  13. ^ Luke Sheehan (4 February 2013). "ODI series moves to Canberra". Sportal. Retrieved 4 February 2013. 
  14. ^ Jean, David (5 June 2006). "Swans grab win from nowhere Out-pointed visitors storm home to leap over Kangas". The Canberra Times. Retrieved 6 November 2007. 
  15. ^ Merryn Sherwood and James Dampney (AAP) (30 October 2009). "AFL pursues ACT youngsters after missing Mills (Page 2)". The Canberra Times. Retrieved 22 December 2009. 
  16. ^ Gaskin, Lee (8 August 2010). "Bulldogs, Swans to return to Manuka". The Canberra Times. Retrieved 24 November 2010. 
  17. ^ "GWS-Canberra deal 'good value for money'". Australian Broadcasting Corporation. 11 November 2010. Retrieved 24 November 2010. 
  18. ^ "Both codes keen to avoid further clashes of fixtures". The Canberra Times. 29 May 2001. Retrieved 22 December 2009. 
  19. ^ Whyte, Julia (11 August 2007). "Return from exile". The Canberra Times. Retrieved 11 December 2007. 
  20. ^ "WRESTLING, BOXING AT MANUKA OVAL.". The Canberra Times (ACT : 1926 - 1954) (ACT: National Library of Australia). 1 November 1947. p. 3. Retrieved 18 July 2011. 
  21. ^ "Manuka Oval ACT". Screenmakers Pty Ltd. Retrieved 4 May 2011. 
  22. ^ Growden, Greg (2008). Jack Fingleton : the man who stood up to Bradman. Crows Nest, New South Wales: Allen & Unwin. ISBN 978-1-74175-548-0. 
  23. ^ Cowley, Michael (5 June 2006). "Close shave a wake-up call: Hall". Sydney Morning Herald. Retrieved 4 April 2012. 

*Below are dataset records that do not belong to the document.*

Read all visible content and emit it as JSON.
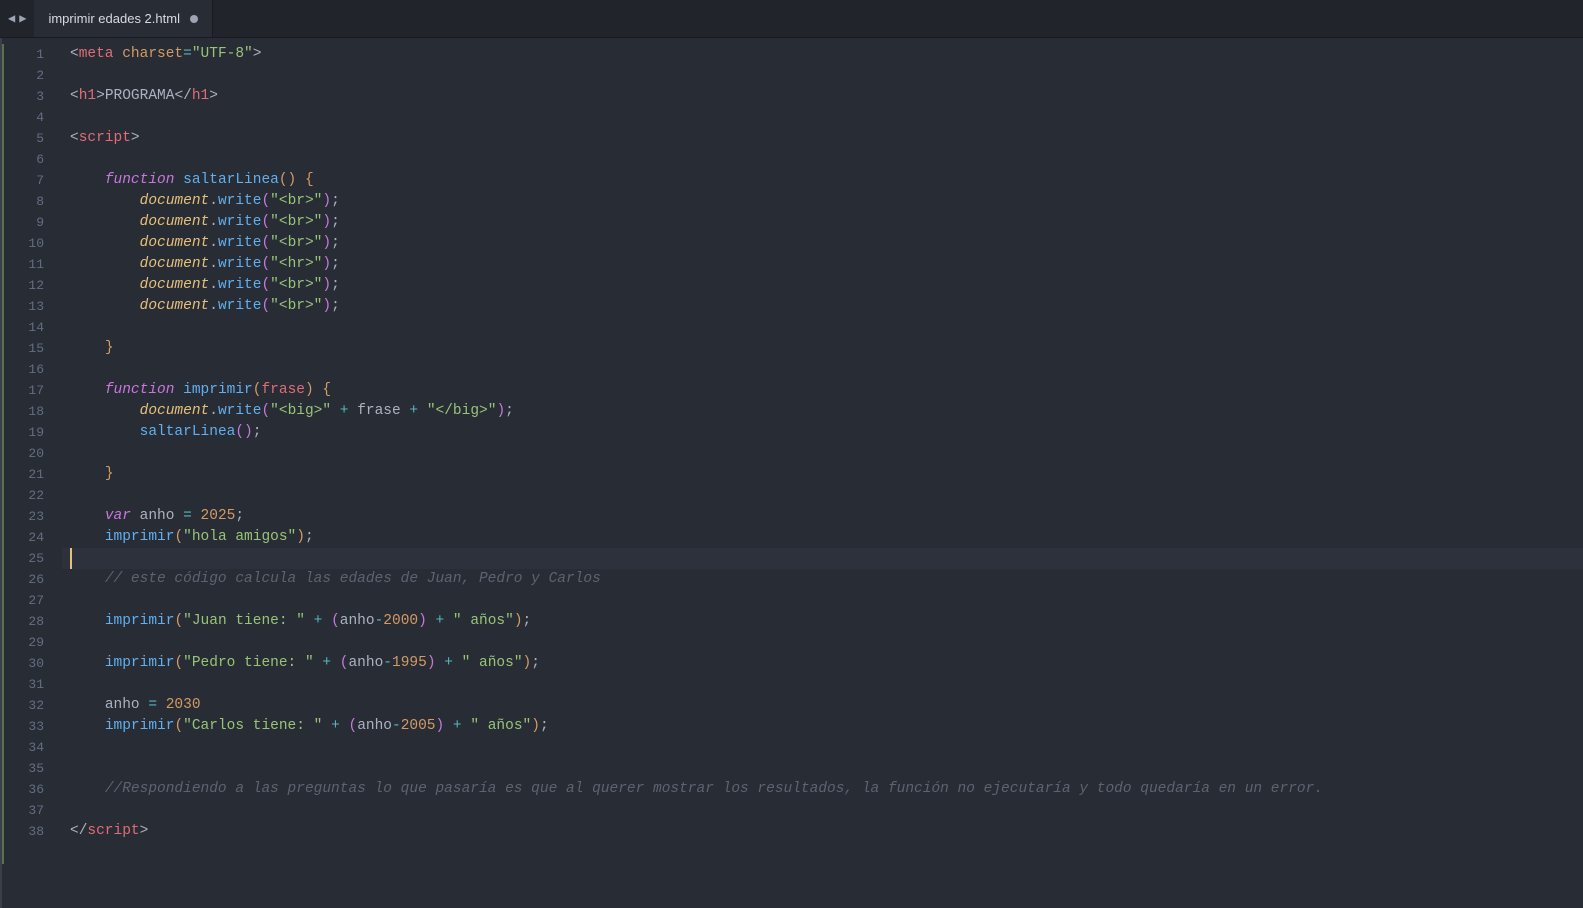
{
  "tab": {
    "title": "imprimir edades 2.html",
    "dirty": true
  },
  "gutter": {
    "start": 1,
    "end": 38,
    "current": 25
  },
  "code": {
    "lines": [
      [
        [
          "p",
          "<"
        ],
        [
          "tg",
          "meta"
        ],
        [
          "p",
          " "
        ],
        [
          "at",
          "charset"
        ],
        [
          "op",
          "="
        ],
        [
          "st",
          "\"UTF-8\""
        ],
        [
          "p",
          ">"
        ]
      ],
      [],
      [
        [
          "p",
          "<"
        ],
        [
          "tg",
          "h1"
        ],
        [
          "p",
          ">"
        ],
        [
          "wt",
          "PROGRAMA"
        ],
        [
          "p",
          "</"
        ],
        [
          "tg",
          "h1"
        ],
        [
          "p",
          ">"
        ]
      ],
      [],
      [
        [
          "p",
          "<"
        ],
        [
          "tg",
          "script"
        ],
        [
          "p",
          ">"
        ]
      ],
      [],
      [
        [
          "p",
          "    "
        ],
        [
          "kw",
          "function"
        ],
        [
          "p",
          " "
        ],
        [
          "fn",
          "saltarLinea"
        ],
        [
          "brY",
          "()"
        ],
        [
          "p",
          " "
        ],
        [
          "brY",
          "{"
        ]
      ],
      [
        [
          "p",
          "        "
        ],
        [
          "vr",
          "document"
        ],
        [
          "p",
          "."
        ],
        [
          "fn",
          "write"
        ],
        [
          "brP",
          "("
        ],
        [
          "st",
          "\"<br>\""
        ],
        [
          "brP",
          ")"
        ],
        [
          "p",
          ";"
        ]
      ],
      [
        [
          "p",
          "        "
        ],
        [
          "vr",
          "document"
        ],
        [
          "p",
          "."
        ],
        [
          "fn",
          "write"
        ],
        [
          "brP",
          "("
        ],
        [
          "st",
          "\"<br>\""
        ],
        [
          "brP",
          ")"
        ],
        [
          "p",
          ";"
        ]
      ],
      [
        [
          "p",
          "        "
        ],
        [
          "vr",
          "document"
        ],
        [
          "p",
          "."
        ],
        [
          "fn",
          "write"
        ],
        [
          "brP",
          "("
        ],
        [
          "st",
          "\"<br>\""
        ],
        [
          "brP",
          ")"
        ],
        [
          "p",
          ";"
        ]
      ],
      [
        [
          "p",
          "        "
        ],
        [
          "vr",
          "document"
        ],
        [
          "p",
          "."
        ],
        [
          "fn",
          "write"
        ],
        [
          "brP",
          "("
        ],
        [
          "st",
          "\"<hr>\""
        ],
        [
          "brP",
          ")"
        ],
        [
          "p",
          ";"
        ]
      ],
      [
        [
          "p",
          "        "
        ],
        [
          "vr",
          "document"
        ],
        [
          "p",
          "."
        ],
        [
          "fn",
          "write"
        ],
        [
          "brP",
          "("
        ],
        [
          "st",
          "\"<br>\""
        ],
        [
          "brP",
          ")"
        ],
        [
          "p",
          ";"
        ]
      ],
      [
        [
          "p",
          "        "
        ],
        [
          "vr",
          "document"
        ],
        [
          "p",
          "."
        ],
        [
          "fn",
          "write"
        ],
        [
          "brP",
          "("
        ],
        [
          "st",
          "\"<br>\""
        ],
        [
          "brP",
          ")"
        ],
        [
          "p",
          ";"
        ]
      ],
      [],
      [
        [
          "p",
          "    "
        ],
        [
          "brY",
          "}"
        ]
      ],
      [],
      [
        [
          "p",
          "    "
        ],
        [
          "kw",
          "function"
        ],
        [
          "p",
          " "
        ],
        [
          "fn",
          "imprimir"
        ],
        [
          "brY",
          "("
        ],
        [
          "id",
          "frase"
        ],
        [
          "brY",
          ")"
        ],
        [
          "p",
          " "
        ],
        [
          "brY",
          "{"
        ]
      ],
      [
        [
          "p",
          "        "
        ],
        [
          "vr",
          "document"
        ],
        [
          "p",
          "."
        ],
        [
          "fn",
          "write"
        ],
        [
          "brP",
          "("
        ],
        [
          "st",
          "\"<big>\""
        ],
        [
          "p",
          " "
        ],
        [
          "op",
          "+"
        ],
        [
          "p",
          " "
        ],
        [
          "wt",
          "frase"
        ],
        [
          "p",
          " "
        ],
        [
          "op",
          "+"
        ],
        [
          "p",
          " "
        ],
        [
          "st",
          "\"</big>\""
        ],
        [
          "brP",
          ")"
        ],
        [
          "p",
          ";"
        ]
      ],
      [
        [
          "p",
          "        "
        ],
        [
          "fn",
          "saltarLinea"
        ],
        [
          "brP",
          "()"
        ],
        [
          "p",
          ";"
        ]
      ],
      [],
      [
        [
          "p",
          "    "
        ],
        [
          "brY",
          "}"
        ]
      ],
      [],
      [
        [
          "p",
          "    "
        ],
        [
          "kw",
          "var"
        ],
        [
          "p",
          " "
        ],
        [
          "wt",
          "anho"
        ],
        [
          "p",
          " "
        ],
        [
          "op",
          "="
        ],
        [
          "p",
          " "
        ],
        [
          "nm",
          "2025"
        ],
        [
          "p",
          ";"
        ]
      ],
      [
        [
          "p",
          "    "
        ],
        [
          "fn",
          "imprimir"
        ],
        [
          "brY",
          "("
        ],
        [
          "st",
          "\"hola amigos\""
        ],
        [
          "brY",
          ")"
        ],
        [
          "p",
          ";"
        ]
      ],
      [],
      [
        [
          "p",
          "    "
        ],
        [
          "cm",
          "// este código calcula las edades de Juan, Pedro y Carlos"
        ]
      ],
      [],
      [
        [
          "p",
          "    "
        ],
        [
          "fn",
          "imprimir"
        ],
        [
          "brY",
          "("
        ],
        [
          "st",
          "\"Juan tiene: \""
        ],
        [
          "p",
          " "
        ],
        [
          "op",
          "+"
        ],
        [
          "p",
          " "
        ],
        [
          "brP",
          "("
        ],
        [
          "wt",
          "anho"
        ],
        [
          "op",
          "-"
        ],
        [
          "nm",
          "2000"
        ],
        [
          "brP",
          ")"
        ],
        [
          "p",
          " "
        ],
        [
          "op",
          "+"
        ],
        [
          "p",
          " "
        ],
        [
          "st",
          "\" años\""
        ],
        [
          "brY",
          ")"
        ],
        [
          "p",
          ";"
        ]
      ],
      [],
      [
        [
          "p",
          "    "
        ],
        [
          "fn",
          "imprimir"
        ],
        [
          "brY",
          "("
        ],
        [
          "st",
          "\"Pedro tiene: \""
        ],
        [
          "p",
          " "
        ],
        [
          "op",
          "+"
        ],
        [
          "p",
          " "
        ],
        [
          "brP",
          "("
        ],
        [
          "wt",
          "anho"
        ],
        [
          "op",
          "-"
        ],
        [
          "nm",
          "1995"
        ],
        [
          "brP",
          ")"
        ],
        [
          "p",
          " "
        ],
        [
          "op",
          "+"
        ],
        [
          "p",
          " "
        ],
        [
          "st",
          "\" años\""
        ],
        [
          "brY",
          ")"
        ],
        [
          "p",
          ";"
        ]
      ],
      [],
      [
        [
          "p",
          "    "
        ],
        [
          "wt",
          "anho"
        ],
        [
          "p",
          " "
        ],
        [
          "op",
          "="
        ],
        [
          "p",
          " "
        ],
        [
          "nm",
          "2030"
        ]
      ],
      [
        [
          "p",
          "    "
        ],
        [
          "fn",
          "imprimir"
        ],
        [
          "brY",
          "("
        ],
        [
          "st",
          "\"Carlos tiene: \""
        ],
        [
          "p",
          " "
        ],
        [
          "op",
          "+"
        ],
        [
          "p",
          " "
        ],
        [
          "brP",
          "("
        ],
        [
          "wt",
          "anho"
        ],
        [
          "op",
          "-"
        ],
        [
          "nm",
          "2005"
        ],
        [
          "brP",
          ")"
        ],
        [
          "p",
          " "
        ],
        [
          "op",
          "+"
        ],
        [
          "p",
          " "
        ],
        [
          "st",
          "\" años\""
        ],
        [
          "brY",
          ")"
        ],
        [
          "p",
          ";"
        ]
      ],
      [],
      [],
      [
        [
          "p",
          "    "
        ],
        [
          "cm",
          "//Respondiendo a las preguntas lo que pasaría es que al querer mostrar los resultados, la función no ejecutaría y todo quedaría en un error."
        ]
      ],
      [],
      [
        [
          "p",
          "</"
        ],
        [
          "tg",
          "script"
        ],
        [
          "p",
          ">"
        ]
      ]
    ]
  }
}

  24. ^ Hinds, Richard (1 April 2005). "Kangaroos finding capital gains taxing". Sydney Morning Herald. Retrieved 4 April 2012. 

External links[edit]